- _WORK TO BE COMPLETED_: Each entry below must be repeated exactly. Leave the pictures out of it.

- _GIVEN ENTRIES_:
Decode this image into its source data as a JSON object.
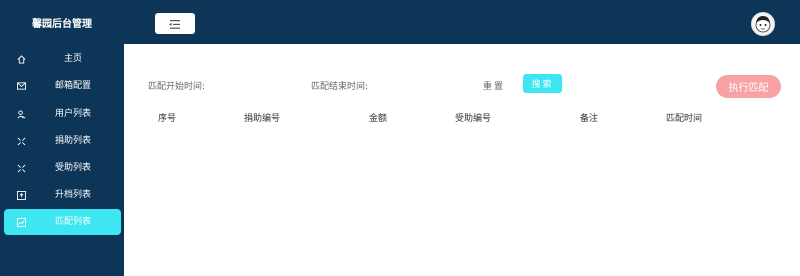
{
  "header": {
    "app_title": "馨园后台管理"
  },
  "sidebar": {
    "items": [
      {
        "label": "主页",
        "icon": "home-icon"
      },
      {
        "label": "邮箱配置",
        "icon": "mail-icon"
      },
      {
        "label": "用户列表",
        "icon": "users-icon"
      },
      {
        "label": "捐助列表",
        "icon": "expand-icon"
      },
      {
        "label": "受助列表",
        "icon": "expand-icon"
      },
      {
        "label": "升档列表",
        "icon": "upgrade-icon"
      },
      {
        "label": "匹配列表",
        "icon": "chart-icon",
        "active": true
      }
    ]
  },
  "filters": {
    "start_label": "匹配开始时间:",
    "end_label": "匹配结束时间:",
    "reset_label": "重置",
    "search_label": "搜索",
    "match_label": "执行匹配"
  },
  "table": {
    "columns": [
      "序号",
      "捐助编号",
      "金额",
      "受助编号",
      "备注",
      "匹配时间"
    ],
    "rows": []
  },
  "colors": {
    "nav_bg": "#0c3557",
    "accent": "#3ee6f2",
    "match_button": "#f7a3a6"
  }
}
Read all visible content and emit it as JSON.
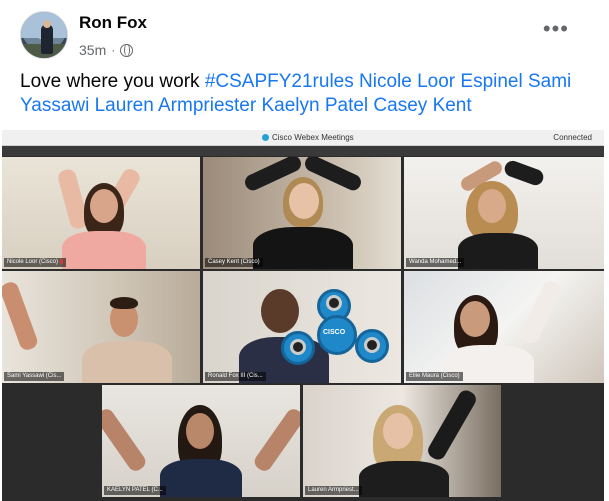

- _RESULT_:
Decode this image into its source data as a JSON object.
{
  "header": {
    "app_title": "馨园后台管理"
  },
  "sidebar": {
    "items": [
      {
        "label": "主页",
        "icon": "home-icon"
      },
      {
        "label": "邮箱配置",
        "icon": "mail-icon"
      },
      {
        "label": "用户列表",
        "icon": "users-icon"
      },
      {
        "label": "捐助列表",
        "icon": "expand-icon"
      },
      {
        "label": "受助列表",
        "icon": "expand-icon"
      },
      {
        "label": "升档列表",
        "icon": "upgrade-icon"
      },
      {
        "label": "匹配列表",
        "icon": "chart-icon",
        "active": true
      }
    ]
  },
  "filters": {
    "start_label": "匹配开始时间:",
    "end_label": "匹配结束时间:",
    "reset_label": "重置",
    "search_label": "搜索",
    "match_label": "执行匹配"
  },
  "table": {
    "columns": [
      "序号",
      "捐助编号",
      "金额",
      "受助编号",
      "备注",
      "匹配时间"
    ],
    "rows": []
  },
  "colors": {
    "nav_bg": "#0c3557",
    "accent": "#3ee6f2",
    "match_button": "#f7a3a6"
  }
}
Read all visible content and emit it as JSON.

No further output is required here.